-The Editors


Dearest Hip Hop,

What's up? It's been a minute since we had a sit-down together. I mean, I still see you at shows, we give each other a pound, and sometimes we even kick it at my spot and listen to records. But it ain't like it used to be. You've changed, and I didn't want to admit it. I been thinking about it a lot lately. I see you everywhere I go, and you all up in folks' mouths that don't have no right to call you by your true name, 'cause they don't know even half the game.

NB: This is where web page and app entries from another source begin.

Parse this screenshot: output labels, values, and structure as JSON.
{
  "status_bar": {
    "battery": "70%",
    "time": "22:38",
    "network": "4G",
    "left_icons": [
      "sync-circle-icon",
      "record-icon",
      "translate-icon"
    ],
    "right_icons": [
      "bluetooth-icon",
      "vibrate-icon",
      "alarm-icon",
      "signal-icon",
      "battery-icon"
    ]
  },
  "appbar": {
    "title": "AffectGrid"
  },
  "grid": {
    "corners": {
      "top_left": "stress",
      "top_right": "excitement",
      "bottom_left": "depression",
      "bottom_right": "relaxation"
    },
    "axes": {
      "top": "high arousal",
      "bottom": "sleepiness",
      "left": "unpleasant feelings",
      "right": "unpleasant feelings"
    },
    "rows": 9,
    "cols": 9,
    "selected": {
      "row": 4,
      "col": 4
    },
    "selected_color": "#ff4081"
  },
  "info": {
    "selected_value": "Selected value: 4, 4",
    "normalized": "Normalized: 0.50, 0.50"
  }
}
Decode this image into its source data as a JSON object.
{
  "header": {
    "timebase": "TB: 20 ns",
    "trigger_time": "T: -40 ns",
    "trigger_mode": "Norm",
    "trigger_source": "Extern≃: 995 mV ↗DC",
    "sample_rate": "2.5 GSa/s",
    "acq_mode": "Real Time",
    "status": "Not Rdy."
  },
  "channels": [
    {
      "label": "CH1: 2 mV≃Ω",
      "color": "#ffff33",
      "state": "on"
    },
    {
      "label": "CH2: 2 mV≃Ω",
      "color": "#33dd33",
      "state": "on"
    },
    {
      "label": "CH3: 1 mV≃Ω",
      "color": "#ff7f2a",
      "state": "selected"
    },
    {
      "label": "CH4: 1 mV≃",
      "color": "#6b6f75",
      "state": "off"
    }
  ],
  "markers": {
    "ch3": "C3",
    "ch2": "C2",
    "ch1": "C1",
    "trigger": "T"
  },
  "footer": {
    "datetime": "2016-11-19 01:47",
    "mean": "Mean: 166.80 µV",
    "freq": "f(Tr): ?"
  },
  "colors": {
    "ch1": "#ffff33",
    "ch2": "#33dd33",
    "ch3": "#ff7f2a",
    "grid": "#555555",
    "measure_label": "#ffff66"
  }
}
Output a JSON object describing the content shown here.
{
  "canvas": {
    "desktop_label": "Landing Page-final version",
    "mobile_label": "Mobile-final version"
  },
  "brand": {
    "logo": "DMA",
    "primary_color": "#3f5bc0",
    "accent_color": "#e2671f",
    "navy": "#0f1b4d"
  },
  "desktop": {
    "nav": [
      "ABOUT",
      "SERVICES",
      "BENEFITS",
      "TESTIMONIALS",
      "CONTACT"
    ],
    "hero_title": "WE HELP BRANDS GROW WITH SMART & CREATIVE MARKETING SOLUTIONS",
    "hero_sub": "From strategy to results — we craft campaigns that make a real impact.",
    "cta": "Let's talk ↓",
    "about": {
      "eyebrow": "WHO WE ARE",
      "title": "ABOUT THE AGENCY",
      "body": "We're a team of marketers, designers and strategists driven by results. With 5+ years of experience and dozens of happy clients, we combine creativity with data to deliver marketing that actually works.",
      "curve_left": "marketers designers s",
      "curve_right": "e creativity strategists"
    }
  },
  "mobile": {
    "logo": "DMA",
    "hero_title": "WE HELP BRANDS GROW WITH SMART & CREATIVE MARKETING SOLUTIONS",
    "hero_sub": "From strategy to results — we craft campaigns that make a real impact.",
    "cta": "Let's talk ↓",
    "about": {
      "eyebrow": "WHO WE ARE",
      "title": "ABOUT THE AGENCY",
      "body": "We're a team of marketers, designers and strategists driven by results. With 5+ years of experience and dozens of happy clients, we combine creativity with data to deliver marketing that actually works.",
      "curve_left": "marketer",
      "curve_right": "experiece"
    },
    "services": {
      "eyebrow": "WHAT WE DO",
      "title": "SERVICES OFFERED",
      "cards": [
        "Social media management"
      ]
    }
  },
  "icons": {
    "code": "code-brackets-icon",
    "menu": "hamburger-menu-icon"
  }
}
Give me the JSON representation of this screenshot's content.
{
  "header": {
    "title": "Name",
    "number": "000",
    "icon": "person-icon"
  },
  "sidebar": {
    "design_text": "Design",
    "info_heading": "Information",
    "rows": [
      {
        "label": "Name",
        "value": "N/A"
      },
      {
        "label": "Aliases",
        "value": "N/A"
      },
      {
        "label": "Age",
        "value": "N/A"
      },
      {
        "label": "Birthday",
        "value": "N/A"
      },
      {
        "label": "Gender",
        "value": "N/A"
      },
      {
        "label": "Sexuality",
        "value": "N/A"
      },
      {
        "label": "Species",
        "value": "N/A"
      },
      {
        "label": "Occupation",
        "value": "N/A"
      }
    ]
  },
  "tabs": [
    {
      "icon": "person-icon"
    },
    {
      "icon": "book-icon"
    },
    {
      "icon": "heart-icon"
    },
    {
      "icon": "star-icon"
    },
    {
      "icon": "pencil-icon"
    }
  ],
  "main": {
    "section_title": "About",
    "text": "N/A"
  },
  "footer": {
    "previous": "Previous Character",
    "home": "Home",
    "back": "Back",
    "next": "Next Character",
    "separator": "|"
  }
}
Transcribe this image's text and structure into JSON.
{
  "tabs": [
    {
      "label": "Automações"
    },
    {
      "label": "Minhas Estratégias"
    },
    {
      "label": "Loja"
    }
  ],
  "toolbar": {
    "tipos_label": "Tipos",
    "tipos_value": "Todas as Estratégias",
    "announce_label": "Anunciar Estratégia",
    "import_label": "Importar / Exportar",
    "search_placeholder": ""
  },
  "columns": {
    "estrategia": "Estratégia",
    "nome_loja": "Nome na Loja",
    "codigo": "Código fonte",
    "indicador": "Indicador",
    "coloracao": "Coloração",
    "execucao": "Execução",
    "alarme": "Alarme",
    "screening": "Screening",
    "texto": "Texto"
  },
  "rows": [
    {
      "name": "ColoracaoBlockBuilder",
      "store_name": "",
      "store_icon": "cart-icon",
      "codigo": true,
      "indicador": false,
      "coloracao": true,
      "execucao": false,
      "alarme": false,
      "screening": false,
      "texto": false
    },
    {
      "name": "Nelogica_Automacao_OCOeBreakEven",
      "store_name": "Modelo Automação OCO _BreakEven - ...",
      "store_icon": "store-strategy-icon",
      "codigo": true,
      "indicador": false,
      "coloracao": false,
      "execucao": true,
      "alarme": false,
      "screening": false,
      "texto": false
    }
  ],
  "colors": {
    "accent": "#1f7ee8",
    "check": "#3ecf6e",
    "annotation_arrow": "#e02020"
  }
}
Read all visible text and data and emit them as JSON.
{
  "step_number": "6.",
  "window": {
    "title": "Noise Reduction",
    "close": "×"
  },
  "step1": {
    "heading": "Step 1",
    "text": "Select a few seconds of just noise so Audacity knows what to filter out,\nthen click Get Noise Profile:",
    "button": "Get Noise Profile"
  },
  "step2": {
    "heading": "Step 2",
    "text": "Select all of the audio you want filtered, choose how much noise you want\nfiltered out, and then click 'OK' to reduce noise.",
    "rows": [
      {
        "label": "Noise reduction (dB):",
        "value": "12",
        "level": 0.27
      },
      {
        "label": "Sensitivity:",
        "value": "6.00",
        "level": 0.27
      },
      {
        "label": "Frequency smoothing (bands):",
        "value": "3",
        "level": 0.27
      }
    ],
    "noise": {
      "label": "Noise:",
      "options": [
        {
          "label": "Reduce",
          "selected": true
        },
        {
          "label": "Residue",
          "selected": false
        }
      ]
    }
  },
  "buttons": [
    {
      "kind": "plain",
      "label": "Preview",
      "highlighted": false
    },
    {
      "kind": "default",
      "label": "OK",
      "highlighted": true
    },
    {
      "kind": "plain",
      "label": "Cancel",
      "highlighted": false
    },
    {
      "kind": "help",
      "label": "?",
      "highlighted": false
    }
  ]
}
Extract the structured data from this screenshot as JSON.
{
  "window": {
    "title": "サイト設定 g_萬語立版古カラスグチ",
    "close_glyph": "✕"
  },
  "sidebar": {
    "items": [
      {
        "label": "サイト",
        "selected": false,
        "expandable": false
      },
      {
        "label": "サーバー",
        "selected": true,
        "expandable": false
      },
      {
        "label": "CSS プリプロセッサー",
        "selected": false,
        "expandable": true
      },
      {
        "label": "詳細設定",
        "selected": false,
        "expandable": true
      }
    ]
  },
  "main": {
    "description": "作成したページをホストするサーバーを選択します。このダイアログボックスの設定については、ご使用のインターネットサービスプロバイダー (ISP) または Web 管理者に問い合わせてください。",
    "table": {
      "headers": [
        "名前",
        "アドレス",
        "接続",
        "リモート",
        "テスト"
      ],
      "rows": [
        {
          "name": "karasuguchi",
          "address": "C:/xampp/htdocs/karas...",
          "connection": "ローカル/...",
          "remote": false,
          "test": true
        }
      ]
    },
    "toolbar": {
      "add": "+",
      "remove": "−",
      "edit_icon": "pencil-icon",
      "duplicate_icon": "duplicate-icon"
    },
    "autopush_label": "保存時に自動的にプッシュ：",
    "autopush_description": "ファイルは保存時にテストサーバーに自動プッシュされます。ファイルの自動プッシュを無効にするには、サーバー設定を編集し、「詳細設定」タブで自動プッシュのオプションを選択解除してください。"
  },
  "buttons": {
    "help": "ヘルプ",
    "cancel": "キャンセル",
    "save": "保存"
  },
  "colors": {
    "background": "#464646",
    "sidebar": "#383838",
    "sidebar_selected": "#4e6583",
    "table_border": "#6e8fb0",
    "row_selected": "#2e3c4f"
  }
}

Sometimes it feels like you forgot where you came from, or someone's trying real hard to make you forget who you were, and that you coulda been more than a contenda, back in the day.

Oftentimes, I wonder if you even remember the times when we would hang out at the cement city schoolyards in the south, South Bronx, plug into a lamppost, scratch scavenged sides simmering with stolen sounds and spit street science and inner-shitty subversion all night, and say 'fuck you' to the popo as they rolled by, afraid to disturb our anti-governmental groove, un-regimented rhymes, and anti-authoritarian azz shaking.

You were born a bad azz bastard b-boy/girl, a historical hybrid full of as many counter_cultural contradictions as the project physicians that brought you into creation, built from bad breaks and basuras, cross colors and Krylon. You were salvaged from garbage cans and demolition dumps, boosted in bulky parkas, and borrowed from our mom's 45 collection, scrawled on the stank subway 6 train, and plastered on piss-filled platforms and sacred playgrounds.

You were our 10-point program, our list of demands, a declaration of existence, our statement of resistance, a shout (out) from those whose tongues had been previously tied by the shitstem, a voice for those who were not supposed to be seen or heard. Because you existed, we persisted. And you were as rebellious as a riot, as insubordinate as us, a borrowed black-brown-Boricua bible tribal tone poem pieced together from the Samo shit talk and sabotage Spanglish, a ghetto griot's god-guided tour of every gutter and all-borough bombing. You were just as hard as Harlem, as bad as the Boogie Down and Brooknam, and as stunning as Strong Island, St. Albans, and Shaolin.